● **ASSIGNMENT**
Reproduce the full listing that appears beneath this instruction exactly.

Start of MATERIAL SUPPLIED

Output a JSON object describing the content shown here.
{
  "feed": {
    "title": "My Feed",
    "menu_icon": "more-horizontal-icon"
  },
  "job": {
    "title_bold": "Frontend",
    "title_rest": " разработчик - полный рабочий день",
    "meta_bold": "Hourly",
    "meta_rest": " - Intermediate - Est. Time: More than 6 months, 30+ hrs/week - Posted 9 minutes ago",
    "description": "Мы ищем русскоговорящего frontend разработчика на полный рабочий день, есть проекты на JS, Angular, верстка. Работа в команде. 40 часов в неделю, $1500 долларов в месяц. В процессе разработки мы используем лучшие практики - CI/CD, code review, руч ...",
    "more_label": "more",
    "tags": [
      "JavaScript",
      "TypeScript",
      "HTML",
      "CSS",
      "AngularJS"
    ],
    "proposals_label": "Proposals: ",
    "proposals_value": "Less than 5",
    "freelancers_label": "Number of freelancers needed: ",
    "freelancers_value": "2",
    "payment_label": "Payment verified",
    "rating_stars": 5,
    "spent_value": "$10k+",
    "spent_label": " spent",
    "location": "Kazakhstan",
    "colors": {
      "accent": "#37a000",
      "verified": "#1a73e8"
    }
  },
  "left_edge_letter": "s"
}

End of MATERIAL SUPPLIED

● **THE COMPLETED TASK**
Output a JSON object describing the content shown here.
{
  "feed": {
    "title": "My Feed",
    "menu_icon": "more-horizontal-icon"
  },
  "job": {
    "title_bold": "Frontend",
    "title_rest": " разработчик - полный рабочий день",
    "meta_bold": "Hourly",
    "meta_rest": " - Intermediate - Est. Time: More than 6 months, 30+ hrs/week - Posted 9 minutes ago",
    "description": "Мы ищем русскоговорящего frontend разработчика на полный рабочий день, есть проекты на JS, Angular, верстка. Работа в команде. 40 часов в неделю, $1500 долларов в месяц. В процессе разработки мы используем лучшие практики - CI/CD, code review, руч ...",
    "more_label": "more",
    "tags": [
      "JavaScript",
      "TypeScript",
      "HTML",
      "CSS",
      "AngularJS"
    ],
    "proposals_label": "Proposals: ",
    "proposals_value": "Less than 5",
    "freelancers_label": "Number of freelancers needed: ",
    "freelancers_value": "2",
    "payment_label": "Payment verified",
    "rating_stars": 5,
    "spent_value": "$10k+",
    "spent_label": " spent",
    "location": "Kazakhstan",
    "colors": {
      "accent": "#37a000",
      "verified": "#1a73e8"
    }
  },
  "left_edge_letter": "s"
}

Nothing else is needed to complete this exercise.